### EXERCISE DESCRIPTION
Reproduce the listing exactly, so that no line differs from the original.

### DATA FOR REVIEW
┌──
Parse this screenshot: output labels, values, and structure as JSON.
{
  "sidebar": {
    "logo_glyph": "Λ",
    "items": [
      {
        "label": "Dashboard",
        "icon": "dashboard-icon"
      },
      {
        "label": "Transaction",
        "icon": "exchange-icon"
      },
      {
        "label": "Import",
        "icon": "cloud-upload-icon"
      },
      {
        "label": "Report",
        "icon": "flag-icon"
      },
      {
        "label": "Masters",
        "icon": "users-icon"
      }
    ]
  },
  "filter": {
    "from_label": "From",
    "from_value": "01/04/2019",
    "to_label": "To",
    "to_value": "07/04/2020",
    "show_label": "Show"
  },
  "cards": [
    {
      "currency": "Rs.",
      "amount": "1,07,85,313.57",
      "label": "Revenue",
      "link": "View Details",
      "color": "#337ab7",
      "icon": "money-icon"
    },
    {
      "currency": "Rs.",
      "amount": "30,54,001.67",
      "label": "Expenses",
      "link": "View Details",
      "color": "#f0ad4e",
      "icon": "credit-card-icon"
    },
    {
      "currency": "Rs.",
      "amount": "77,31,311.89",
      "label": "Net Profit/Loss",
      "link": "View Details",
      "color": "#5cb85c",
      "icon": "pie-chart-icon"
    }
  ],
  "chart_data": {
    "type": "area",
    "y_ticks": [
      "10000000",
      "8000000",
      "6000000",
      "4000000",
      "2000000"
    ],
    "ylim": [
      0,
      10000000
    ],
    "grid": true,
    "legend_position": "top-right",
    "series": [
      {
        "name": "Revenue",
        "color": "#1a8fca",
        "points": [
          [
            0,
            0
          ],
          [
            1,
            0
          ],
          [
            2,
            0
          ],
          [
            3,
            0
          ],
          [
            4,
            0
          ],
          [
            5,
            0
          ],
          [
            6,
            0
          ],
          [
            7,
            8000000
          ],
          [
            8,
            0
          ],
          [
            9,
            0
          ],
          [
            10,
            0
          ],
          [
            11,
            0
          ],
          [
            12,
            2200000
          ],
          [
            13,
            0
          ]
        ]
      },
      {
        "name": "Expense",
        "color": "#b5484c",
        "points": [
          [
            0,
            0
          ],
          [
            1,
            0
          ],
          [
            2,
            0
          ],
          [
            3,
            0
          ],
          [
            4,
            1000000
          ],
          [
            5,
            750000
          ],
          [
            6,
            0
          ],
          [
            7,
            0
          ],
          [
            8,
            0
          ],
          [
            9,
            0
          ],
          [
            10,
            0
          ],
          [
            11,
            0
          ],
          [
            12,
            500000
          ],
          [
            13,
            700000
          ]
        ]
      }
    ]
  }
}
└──
### ANSWER TO THIS PROBLEM
Parse this screenshot: output labels, values, and structure as JSON.
{
  "sidebar": {
    "logo_glyph": "Λ",
    "items": [
      {
        "label": "Dashboard",
        "icon": "dashboard-icon"
      },
      {
        "label": "Transaction",
        "icon": "exchange-icon"
      },
      {
        "label": "Import",
        "icon": "cloud-upload-icon"
      },
      {
        "label": "Report",
        "icon": "flag-icon"
      },
      {
        "label": "Masters",
        "icon": "users-icon"
      }
    ]
  },
  "filter": {
    "from_label": "From",
    "from_value": "01/04/2019",
    "to_label": "To",
    "to_value": "07/04/2020",
    "show_label": "Show"
  },
  "cards": [
    {
      "currency": "Rs.",
      "amount": "1,07,85,313.57",
      "label": "Revenue",
      "link": "View Details",
      "color": "#337ab7",
      "icon": "money-icon"
    },
    {
      "currency": "Rs.",
      "amount": "30,54,001.67",
      "label": "Expenses",
      "link": "View Details",
      "color": "#f0ad4e",
      "icon": "credit-card-icon"
    },
    {
      "currency": "Rs.",
      "amount": "77,31,311.89",
      "label": "Net Profit/Loss",
      "link": "View Details",
      "color": "#5cb85c",
      "icon": "pie-chart-icon"
    }
  ],
  "chart_data": {
    "type": "area",
    "y_ticks": [
      "10000000",
      "8000000",
      "6000000",
      "4000000",
      "2000000"
    ],
    "ylim": [
      0,
      10000000
    ],
    "grid": true,
    "legend_position": "top-right",
    "series": [
      {
        "name": "Revenue",
        "color": "#1a8fca",
        "points": [
          [
            0,
            0
          ],
          [
            1,
            0
          ],
          [
            2,
            0
          ],
          [
            3,
            0
          ],
          [
            4,
            0
          ],
          [
            5,
            0
          ],
          [
            6,
            0
          ],
          [
            7,
            8000000
          ],
          [
            8,
            0
          ],
          [
            9,
            0
          ],
          [
            10,
            0
          ],
          [
            11,
            0
          ],
          [
            12,
            2200000
          ],
          [
            13,
            0
          ]
        ]
      },
      {
        "name": "Expense",
        "color": "#b5484c",
        "points": [
          [
            0,
            0
          ],
          [
            1,
            0
          ],
          [
            2,
            0
          ],
          [
            3,
            0
          ],
          [
            4,
            1000000
          ],
          [
            5,
            750000
          ],
          [
            6,
            0
          ],
          [
            7,
            0
          ],
          [
            8,
            0
          ],
          [
            9,
            0
          ],
          [
            10,
            0
          ],
          [
            11,
            0
          ],
          [
            12,
            500000
          ],
          [
            13,
            700000
          ]
        ]
      }
    ]
  }
}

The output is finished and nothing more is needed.